▶ **EXCERPTED RECORDS**:
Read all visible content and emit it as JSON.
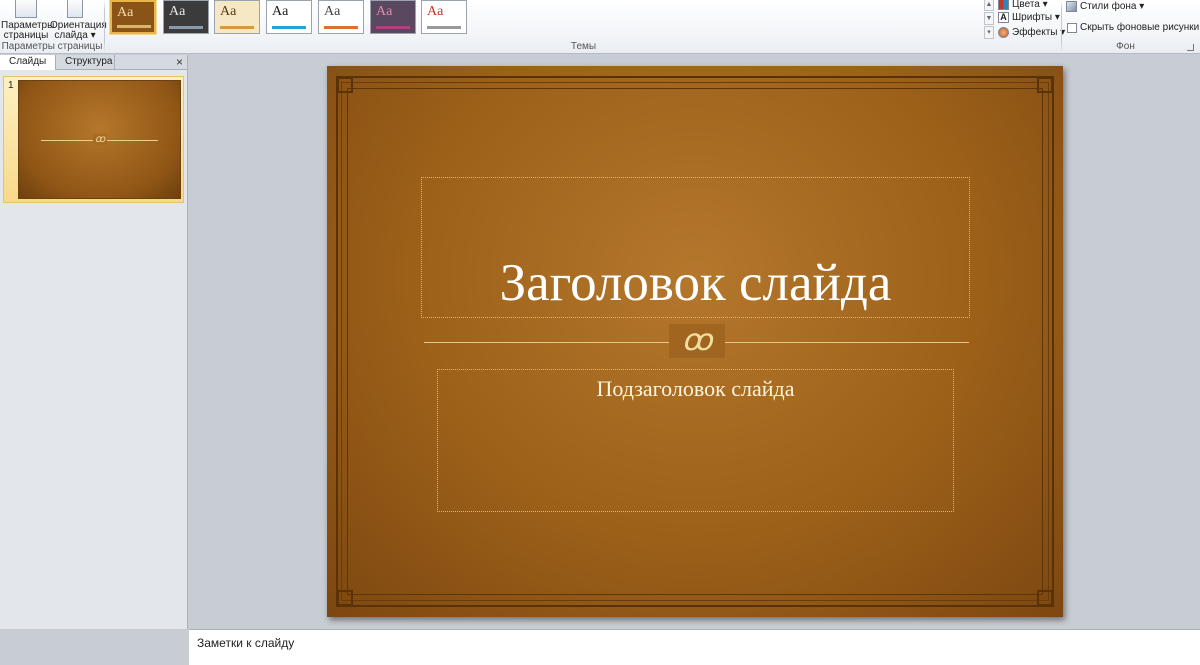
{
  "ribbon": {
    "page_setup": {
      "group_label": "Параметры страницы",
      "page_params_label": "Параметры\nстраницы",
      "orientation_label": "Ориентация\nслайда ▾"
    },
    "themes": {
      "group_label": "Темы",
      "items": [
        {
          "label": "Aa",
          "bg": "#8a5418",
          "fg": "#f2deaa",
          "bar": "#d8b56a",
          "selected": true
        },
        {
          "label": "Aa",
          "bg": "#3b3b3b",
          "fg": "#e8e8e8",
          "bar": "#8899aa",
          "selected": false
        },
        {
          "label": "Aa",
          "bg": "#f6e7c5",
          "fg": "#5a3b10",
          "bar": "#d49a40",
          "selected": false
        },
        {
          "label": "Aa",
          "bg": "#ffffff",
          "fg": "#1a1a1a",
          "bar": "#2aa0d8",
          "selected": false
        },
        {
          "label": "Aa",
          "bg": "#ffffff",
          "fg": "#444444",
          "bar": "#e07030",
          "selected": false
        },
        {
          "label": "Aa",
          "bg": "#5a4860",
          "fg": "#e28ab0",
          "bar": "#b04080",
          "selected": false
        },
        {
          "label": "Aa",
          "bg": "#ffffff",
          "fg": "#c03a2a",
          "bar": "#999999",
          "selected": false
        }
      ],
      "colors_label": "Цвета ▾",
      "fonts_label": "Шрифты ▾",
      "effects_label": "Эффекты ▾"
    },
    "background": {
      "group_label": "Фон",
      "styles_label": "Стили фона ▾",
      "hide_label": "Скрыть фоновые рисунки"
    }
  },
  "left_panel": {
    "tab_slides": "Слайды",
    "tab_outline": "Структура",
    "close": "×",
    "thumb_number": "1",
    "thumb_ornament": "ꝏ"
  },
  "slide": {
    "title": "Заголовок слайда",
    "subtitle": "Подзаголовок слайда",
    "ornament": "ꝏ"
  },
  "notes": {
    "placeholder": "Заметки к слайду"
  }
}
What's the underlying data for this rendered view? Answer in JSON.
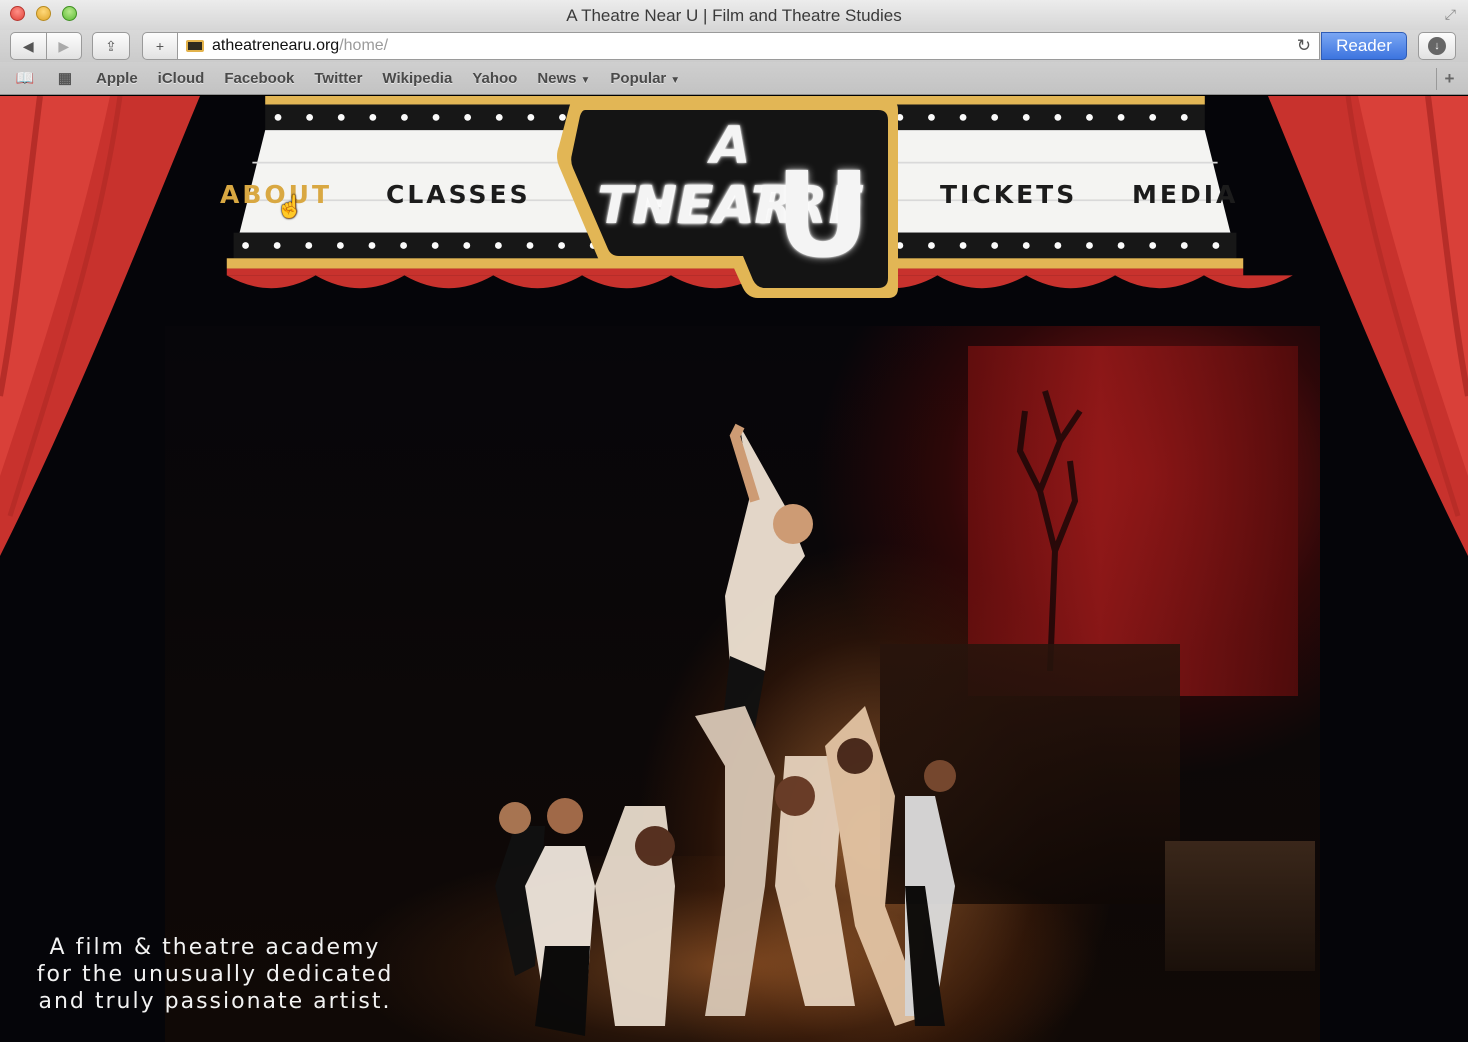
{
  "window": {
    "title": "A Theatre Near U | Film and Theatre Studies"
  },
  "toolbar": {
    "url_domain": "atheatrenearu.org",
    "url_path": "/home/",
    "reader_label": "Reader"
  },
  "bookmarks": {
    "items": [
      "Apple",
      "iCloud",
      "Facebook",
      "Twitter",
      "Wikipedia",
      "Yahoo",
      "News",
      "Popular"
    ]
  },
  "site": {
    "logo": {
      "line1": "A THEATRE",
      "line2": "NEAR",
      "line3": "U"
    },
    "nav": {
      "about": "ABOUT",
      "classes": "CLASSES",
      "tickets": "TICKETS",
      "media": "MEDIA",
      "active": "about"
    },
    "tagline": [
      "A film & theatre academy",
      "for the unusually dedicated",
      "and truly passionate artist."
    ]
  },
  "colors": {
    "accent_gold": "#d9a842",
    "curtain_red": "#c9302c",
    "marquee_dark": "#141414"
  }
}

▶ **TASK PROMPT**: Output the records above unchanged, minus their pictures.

▶ **ANSWER TO THIS PROBLEM**:
Read all visible content and emit it as JSON.
{
  "ribbon": {
    "page_setup": {
      "group_label": "Параметры страницы",
      "page_params_label": "Параметры\nстраницы",
      "orientation_label": "Ориентация\nслайда ▾"
    },
    "themes": {
      "group_label": "Темы",
      "items": [
        {
          "label": "Aa",
          "bg": "#8a5418",
          "fg": "#f2deaa",
          "bar": "#d8b56a",
          "selected": true
        },
        {
          "label": "Aa",
          "bg": "#3b3b3b",
          "fg": "#e8e8e8",
          "bar": "#8899aa",
          "selected": false
        },
        {
          "label": "Aa",
          "bg": "#f6e7c5",
          "fg": "#5a3b10",
          "bar": "#d49a40",
          "selected": false
        },
        {
          "label": "Aa",
          "bg": "#ffffff",
          "fg": "#1a1a1a",
          "bar": "#2aa0d8",
          "selected": false
        },
        {
          "label": "Aa",
          "bg": "#ffffff",
          "fg": "#444444",
          "bar": "#e07030",
          "selected": false
        },
        {
          "label": "Aa",
          "bg": "#5a4860",
          "fg": "#e28ab0",
          "bar": "#b04080",
          "selected": false
        },
        {
          "label": "Aa",
          "bg": "#ffffff",
          "fg": "#c03a2a",
          "bar": "#999999",
          "selected": false
        }
      ],
      "colors_label": "Цвета ▾",
      "fonts_label": "Шрифты ▾",
      "effects_label": "Эффекты ▾"
    },
    "background": {
      "group_label": "Фон",
      "styles_label": "Стили фона ▾",
      "hide_label": "Скрыть фоновые рисунки"
    }
  },
  "left_panel": {
    "tab_slides": "Слайды",
    "tab_outline": "Структура",
    "close": "×",
    "thumb_number": "1",
    "thumb_ornament": "ꝏ"
  },
  "slide": {
    "title": "Заголовок слайда",
    "subtitle": "Подзаголовок слайда",
    "ornament": "ꝏ"
  },
  "notes": {
    "placeholder": "Заметки к слайду"
  }
}
What's the underlying data for this rendered view? Answer in JSON.
{
  "window": {
    "title": "A Theatre Near U | Film and Theatre Studies"
  },
  "toolbar": {
    "url_domain": "atheatrenearu.org",
    "url_path": "/home/",
    "reader_label": "Reader"
  },
  "bookmarks": {
    "items": [
      "Apple",
      "iCloud",
      "Facebook",
      "Twitter",
      "Wikipedia",
      "Yahoo",
      "News",
      "Popular"
    ]
  },
  "site": {
    "logo": {
      "line1": "A THEATRE",
      "line2": "NEAR",
      "line3": "U"
    },
    "nav": {
      "about": "ABOUT",
      "classes": "CLASSES",
      "tickets": "TICKETS",
      "media": "MEDIA",
      "active": "about"
    },
    "tagline": [
      "A film & theatre academy",
      "for the unusually dedicated",
      "and truly passionate artist."
    ]
  },
  "colors": {
    "accent_gold": "#d9a842",
    "curtain_red": "#c9302c",
    "marquee_dark": "#141414"
  }
}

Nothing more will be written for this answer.